Losar : Samson Guest House near the police check post in Losar village. It was dark when I reached Losar and had to literally plead with the family to let me stay.
Tabo : 2-3 homestays open near the monastery even in the winters.
In Pin Valley : Tara Homestay in Mudh. Possible to stay in a homestay in some of the villages – Kungri, Gulling, Sagnam and Mudh.
With regards to food : Meals are available at the homestays and will be a basic affair. Please make sure you don’t waste anything, food is scarce in the winters in Spiti.
Check : A Comprehensive Guide to Kinnaur
On the road, good food is available at small dhabas in Narkanda, Reckong Peo, Spello, Tapri, Hoorling and places where the bus stops.
I had carried emergency food in the form of almonds, dates, ORS juice, dark chocolate etc. for eating at regular intervals.
Sunglasses : I had forgotten carrying mine and was nearly snow blind in Losar when the villagers had to hurriedly send me back to Kaza to avoid further damage.
Warm Clothing : Dressing in layers is advised for both the upper and lower parts of the body. I wore a thermal inner, tee shirt, a sweater, and 3 jacket(s). A warm thermal lower is required. Covering your fingers from the extreme cold winds is essential with good quality gloves.
Shoes & Socks : Needless to say, this is one of the most important things to keep in mind for travel to Spiti in the winters.
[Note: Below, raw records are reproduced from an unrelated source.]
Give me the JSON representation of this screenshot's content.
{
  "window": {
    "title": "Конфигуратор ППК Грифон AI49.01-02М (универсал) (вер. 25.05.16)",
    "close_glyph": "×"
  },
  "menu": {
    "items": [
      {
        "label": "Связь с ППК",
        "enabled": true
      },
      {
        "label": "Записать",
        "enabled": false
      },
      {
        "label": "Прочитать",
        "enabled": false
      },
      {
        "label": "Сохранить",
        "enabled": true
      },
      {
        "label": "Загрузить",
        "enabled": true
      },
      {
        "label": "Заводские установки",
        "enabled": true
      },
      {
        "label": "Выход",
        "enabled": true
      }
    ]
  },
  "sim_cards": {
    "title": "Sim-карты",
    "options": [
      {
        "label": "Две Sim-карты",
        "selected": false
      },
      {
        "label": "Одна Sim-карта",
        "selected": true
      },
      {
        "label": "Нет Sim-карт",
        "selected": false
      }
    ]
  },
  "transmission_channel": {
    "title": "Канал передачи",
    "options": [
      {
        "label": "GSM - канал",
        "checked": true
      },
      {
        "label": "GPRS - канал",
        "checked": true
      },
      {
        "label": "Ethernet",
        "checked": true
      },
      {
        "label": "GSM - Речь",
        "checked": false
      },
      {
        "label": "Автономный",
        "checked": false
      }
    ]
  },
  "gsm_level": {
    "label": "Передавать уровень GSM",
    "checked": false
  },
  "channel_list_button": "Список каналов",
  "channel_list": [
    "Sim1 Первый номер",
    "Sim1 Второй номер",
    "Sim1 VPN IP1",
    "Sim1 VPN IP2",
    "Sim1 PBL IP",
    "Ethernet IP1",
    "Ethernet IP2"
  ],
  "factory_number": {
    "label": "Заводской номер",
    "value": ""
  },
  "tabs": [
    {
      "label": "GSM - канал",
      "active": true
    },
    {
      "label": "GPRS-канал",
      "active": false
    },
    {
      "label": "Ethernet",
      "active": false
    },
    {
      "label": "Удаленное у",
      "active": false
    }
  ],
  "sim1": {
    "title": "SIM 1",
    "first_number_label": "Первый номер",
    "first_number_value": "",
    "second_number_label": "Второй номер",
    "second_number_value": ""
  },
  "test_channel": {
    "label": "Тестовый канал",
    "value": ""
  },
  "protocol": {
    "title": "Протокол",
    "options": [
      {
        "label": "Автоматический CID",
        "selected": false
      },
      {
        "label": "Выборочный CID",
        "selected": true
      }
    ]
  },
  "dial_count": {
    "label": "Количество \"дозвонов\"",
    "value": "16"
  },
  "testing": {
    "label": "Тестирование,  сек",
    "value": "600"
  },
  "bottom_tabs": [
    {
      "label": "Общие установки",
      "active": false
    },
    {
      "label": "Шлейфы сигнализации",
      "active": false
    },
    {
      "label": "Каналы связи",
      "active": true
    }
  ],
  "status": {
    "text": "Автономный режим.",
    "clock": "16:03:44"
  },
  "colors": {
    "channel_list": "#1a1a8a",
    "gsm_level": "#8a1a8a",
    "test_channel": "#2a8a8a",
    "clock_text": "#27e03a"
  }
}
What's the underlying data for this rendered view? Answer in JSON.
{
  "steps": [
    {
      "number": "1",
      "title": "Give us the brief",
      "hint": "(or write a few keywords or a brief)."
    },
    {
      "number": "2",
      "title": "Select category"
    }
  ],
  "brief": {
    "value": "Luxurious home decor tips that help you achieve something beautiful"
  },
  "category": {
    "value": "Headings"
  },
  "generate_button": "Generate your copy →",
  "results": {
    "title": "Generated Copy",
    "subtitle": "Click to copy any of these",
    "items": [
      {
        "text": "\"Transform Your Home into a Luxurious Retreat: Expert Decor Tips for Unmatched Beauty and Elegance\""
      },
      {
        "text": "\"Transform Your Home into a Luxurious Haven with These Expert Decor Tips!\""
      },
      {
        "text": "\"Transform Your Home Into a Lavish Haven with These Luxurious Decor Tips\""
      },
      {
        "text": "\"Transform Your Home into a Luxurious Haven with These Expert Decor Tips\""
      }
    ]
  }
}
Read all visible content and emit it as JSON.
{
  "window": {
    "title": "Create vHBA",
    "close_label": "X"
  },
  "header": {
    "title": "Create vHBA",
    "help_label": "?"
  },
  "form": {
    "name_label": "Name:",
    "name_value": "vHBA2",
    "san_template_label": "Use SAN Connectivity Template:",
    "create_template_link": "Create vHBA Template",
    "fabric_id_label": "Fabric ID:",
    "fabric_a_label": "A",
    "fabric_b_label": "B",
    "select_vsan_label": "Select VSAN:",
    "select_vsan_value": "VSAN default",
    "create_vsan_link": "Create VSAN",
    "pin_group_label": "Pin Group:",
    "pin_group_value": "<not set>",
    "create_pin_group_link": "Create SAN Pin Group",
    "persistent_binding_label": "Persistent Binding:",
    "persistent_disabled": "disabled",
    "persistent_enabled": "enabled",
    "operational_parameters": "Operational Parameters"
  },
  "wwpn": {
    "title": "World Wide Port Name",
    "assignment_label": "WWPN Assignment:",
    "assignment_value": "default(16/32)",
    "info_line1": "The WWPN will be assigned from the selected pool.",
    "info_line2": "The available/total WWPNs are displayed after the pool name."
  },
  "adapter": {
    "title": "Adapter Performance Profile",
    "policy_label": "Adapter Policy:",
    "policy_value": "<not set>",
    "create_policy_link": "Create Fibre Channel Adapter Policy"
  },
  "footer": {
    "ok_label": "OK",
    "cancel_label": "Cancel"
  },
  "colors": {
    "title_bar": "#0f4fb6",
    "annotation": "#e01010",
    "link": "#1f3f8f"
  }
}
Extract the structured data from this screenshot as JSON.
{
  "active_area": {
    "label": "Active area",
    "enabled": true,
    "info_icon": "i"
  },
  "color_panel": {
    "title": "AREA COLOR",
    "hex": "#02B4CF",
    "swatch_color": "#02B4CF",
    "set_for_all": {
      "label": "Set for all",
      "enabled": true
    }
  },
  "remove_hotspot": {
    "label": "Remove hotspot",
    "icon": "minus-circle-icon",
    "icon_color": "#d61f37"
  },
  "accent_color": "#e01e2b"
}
Shoes should be ice and snow proof and should have good traction for walking on slippery frozen surfaces.
Have any questions about travelling to Spiti in winter? Go ahead and ask me. Happy Travels.